▶ Task requirements:
Only the lines with "Acquisition" in them need to be copied from the listing.

▶ Listed records:
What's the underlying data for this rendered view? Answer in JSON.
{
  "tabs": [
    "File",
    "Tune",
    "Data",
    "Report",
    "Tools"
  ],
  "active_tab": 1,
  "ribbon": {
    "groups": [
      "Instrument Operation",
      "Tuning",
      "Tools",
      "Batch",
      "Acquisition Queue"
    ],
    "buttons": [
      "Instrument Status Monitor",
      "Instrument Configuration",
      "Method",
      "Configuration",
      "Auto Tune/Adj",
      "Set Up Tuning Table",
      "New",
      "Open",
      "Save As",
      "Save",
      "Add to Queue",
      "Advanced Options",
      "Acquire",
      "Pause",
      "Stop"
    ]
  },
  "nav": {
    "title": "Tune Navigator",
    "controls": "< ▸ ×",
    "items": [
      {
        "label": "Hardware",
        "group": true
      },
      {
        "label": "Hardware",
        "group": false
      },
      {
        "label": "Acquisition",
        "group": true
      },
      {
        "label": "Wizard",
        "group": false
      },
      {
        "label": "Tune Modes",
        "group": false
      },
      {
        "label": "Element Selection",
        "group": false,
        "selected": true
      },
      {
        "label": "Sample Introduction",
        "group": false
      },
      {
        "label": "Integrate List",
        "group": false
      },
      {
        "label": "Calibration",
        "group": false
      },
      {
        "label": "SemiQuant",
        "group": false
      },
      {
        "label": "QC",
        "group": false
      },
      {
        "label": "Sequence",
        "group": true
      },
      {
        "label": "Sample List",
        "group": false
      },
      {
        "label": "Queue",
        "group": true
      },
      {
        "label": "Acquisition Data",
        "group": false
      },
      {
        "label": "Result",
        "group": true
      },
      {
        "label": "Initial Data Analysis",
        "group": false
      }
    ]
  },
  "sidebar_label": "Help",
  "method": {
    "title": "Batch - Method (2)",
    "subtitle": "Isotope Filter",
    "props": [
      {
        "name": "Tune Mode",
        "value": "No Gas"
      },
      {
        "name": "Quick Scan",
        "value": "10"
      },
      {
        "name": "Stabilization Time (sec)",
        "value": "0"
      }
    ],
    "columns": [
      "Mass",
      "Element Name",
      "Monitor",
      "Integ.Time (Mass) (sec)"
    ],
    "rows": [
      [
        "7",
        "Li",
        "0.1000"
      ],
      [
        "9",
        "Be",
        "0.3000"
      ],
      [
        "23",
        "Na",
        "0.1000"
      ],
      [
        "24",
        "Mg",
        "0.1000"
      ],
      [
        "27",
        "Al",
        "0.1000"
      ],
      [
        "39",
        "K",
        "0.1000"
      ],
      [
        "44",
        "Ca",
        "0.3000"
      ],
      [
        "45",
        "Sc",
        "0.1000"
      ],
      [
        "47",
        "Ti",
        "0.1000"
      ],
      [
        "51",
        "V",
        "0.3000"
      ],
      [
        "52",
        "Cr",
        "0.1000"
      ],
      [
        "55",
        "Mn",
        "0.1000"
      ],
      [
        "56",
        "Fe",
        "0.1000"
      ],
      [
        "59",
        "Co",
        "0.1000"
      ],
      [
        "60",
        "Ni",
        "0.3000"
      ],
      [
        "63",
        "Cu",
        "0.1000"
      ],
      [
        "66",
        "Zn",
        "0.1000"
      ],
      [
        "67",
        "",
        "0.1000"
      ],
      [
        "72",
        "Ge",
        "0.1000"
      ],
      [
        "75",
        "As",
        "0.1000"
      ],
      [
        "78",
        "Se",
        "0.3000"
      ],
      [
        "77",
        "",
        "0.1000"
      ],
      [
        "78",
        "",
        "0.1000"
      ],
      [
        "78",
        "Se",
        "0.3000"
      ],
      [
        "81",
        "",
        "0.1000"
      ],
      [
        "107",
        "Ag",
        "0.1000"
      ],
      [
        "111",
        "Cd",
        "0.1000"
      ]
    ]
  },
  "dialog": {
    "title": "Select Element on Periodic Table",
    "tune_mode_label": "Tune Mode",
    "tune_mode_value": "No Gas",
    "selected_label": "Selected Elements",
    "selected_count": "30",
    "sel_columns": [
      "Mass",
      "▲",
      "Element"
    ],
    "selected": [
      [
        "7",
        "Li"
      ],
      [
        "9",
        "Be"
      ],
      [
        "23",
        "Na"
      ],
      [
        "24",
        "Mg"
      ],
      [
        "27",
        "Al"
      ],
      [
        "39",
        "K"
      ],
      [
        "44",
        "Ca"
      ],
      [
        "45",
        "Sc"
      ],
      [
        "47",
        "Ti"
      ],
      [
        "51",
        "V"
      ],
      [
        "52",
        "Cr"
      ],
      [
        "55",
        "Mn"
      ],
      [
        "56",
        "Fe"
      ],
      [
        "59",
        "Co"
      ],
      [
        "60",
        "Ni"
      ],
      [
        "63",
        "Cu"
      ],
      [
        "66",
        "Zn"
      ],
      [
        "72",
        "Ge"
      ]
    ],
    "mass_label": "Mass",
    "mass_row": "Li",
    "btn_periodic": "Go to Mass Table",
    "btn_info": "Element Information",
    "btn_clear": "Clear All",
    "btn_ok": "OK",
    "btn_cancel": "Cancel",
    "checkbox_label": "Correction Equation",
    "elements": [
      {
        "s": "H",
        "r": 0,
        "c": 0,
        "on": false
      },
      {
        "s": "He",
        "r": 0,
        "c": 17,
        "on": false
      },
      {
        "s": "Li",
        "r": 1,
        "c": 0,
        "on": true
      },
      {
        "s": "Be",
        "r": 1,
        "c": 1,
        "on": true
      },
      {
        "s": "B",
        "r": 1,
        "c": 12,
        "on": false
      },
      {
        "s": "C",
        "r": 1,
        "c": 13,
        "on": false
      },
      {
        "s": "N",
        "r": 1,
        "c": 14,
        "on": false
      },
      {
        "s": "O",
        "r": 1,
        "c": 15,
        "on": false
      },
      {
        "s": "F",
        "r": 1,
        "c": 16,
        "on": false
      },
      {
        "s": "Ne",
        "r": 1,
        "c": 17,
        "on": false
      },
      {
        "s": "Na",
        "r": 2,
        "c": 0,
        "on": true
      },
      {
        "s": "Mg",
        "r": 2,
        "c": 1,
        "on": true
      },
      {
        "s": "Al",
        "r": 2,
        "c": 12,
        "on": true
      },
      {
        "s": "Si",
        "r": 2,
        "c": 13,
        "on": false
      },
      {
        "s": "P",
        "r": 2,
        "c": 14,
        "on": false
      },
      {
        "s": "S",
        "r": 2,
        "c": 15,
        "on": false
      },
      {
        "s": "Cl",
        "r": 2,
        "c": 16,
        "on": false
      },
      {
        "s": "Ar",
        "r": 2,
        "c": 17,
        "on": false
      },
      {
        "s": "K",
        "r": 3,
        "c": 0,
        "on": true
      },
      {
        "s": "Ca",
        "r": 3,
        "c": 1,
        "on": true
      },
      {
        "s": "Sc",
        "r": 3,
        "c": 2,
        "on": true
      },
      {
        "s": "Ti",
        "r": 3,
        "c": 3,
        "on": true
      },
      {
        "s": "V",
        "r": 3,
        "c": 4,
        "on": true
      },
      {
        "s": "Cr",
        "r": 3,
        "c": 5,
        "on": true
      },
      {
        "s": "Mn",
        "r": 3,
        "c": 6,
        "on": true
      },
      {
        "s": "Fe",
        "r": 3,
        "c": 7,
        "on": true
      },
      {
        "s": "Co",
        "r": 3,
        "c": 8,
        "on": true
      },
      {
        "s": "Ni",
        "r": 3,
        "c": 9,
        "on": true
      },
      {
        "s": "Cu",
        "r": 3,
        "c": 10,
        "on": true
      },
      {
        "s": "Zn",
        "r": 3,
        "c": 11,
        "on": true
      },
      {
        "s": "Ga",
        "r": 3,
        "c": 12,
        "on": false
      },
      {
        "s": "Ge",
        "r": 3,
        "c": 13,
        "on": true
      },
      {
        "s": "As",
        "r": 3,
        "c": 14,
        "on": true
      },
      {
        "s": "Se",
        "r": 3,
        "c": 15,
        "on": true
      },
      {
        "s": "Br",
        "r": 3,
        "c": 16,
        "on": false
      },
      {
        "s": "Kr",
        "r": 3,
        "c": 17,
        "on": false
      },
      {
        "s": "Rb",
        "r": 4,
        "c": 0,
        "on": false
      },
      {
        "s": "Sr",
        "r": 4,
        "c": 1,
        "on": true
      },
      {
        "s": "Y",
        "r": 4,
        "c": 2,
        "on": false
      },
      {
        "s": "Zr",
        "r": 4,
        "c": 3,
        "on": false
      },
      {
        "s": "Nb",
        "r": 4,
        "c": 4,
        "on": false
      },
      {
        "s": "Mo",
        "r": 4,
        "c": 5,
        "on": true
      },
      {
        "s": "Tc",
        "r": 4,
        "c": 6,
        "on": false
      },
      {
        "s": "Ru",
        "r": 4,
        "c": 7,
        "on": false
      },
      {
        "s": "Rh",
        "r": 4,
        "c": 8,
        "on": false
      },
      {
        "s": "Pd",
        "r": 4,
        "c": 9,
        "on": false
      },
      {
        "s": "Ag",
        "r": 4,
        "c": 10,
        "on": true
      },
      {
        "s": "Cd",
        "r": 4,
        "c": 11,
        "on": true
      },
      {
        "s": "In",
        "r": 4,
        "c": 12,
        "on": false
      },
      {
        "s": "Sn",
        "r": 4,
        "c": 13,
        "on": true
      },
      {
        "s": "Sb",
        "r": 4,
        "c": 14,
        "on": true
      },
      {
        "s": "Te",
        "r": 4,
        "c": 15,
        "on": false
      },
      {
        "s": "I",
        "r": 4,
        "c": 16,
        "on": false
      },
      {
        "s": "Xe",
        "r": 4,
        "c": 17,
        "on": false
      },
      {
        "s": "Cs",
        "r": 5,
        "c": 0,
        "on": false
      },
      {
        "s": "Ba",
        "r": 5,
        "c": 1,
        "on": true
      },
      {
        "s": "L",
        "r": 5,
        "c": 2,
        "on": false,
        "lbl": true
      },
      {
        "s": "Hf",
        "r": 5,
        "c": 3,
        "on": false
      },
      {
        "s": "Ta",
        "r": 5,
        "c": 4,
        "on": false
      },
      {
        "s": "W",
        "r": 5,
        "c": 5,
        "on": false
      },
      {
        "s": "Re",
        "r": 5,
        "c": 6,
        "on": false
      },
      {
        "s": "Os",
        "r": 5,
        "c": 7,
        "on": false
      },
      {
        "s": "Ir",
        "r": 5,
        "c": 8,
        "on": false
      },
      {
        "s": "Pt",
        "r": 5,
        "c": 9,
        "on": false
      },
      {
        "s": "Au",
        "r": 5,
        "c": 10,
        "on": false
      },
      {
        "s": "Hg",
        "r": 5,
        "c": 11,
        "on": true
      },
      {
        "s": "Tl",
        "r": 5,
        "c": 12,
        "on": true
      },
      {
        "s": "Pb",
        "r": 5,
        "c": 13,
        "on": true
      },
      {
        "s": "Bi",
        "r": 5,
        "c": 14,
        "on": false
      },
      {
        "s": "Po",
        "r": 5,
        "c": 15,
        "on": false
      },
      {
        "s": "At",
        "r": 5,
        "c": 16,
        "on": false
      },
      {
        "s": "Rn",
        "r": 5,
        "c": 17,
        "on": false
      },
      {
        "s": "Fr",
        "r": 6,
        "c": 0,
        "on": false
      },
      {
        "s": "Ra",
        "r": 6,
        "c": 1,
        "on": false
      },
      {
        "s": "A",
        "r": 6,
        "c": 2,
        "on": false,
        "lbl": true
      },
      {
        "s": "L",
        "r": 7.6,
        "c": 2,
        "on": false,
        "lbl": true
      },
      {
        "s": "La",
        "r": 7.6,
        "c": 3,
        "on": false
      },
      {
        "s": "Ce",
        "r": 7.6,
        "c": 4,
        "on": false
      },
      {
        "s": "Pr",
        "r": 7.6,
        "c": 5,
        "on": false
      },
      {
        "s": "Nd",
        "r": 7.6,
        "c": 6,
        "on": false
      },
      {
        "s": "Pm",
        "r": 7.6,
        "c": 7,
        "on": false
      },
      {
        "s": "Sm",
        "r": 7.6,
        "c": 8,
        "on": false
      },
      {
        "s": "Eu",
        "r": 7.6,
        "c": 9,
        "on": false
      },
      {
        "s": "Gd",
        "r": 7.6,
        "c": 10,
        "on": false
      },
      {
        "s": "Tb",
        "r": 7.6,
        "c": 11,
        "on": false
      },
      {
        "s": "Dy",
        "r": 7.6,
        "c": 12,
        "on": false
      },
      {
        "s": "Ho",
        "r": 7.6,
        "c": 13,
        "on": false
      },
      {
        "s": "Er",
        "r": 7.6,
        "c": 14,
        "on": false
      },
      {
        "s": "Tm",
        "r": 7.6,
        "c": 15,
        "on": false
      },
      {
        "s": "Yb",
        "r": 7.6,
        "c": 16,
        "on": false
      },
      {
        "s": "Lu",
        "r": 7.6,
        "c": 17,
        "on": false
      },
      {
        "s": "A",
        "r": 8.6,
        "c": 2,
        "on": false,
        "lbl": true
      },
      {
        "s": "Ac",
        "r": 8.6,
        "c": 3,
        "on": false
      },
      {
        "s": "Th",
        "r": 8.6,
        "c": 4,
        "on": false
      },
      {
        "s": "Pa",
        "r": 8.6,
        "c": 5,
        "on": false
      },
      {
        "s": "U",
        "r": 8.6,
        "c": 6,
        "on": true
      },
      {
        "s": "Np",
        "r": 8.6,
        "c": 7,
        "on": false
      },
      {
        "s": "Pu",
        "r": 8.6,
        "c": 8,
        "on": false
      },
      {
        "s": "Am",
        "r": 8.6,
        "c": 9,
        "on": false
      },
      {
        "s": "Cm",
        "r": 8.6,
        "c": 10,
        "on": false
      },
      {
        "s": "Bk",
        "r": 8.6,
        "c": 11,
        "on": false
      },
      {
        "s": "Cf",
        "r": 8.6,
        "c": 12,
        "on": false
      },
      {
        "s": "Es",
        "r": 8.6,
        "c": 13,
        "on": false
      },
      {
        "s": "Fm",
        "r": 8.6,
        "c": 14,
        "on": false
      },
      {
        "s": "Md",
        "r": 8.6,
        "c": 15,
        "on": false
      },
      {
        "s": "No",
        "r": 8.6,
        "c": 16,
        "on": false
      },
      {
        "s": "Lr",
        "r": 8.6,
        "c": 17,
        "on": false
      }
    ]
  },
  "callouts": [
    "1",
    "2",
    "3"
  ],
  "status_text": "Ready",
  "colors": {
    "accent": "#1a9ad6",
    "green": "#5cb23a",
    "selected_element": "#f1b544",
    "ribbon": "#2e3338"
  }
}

▶ Solution to this problem:
      "Acquisition Queue"
        "label": "Acquisition",
        "label": "Acquisition Data",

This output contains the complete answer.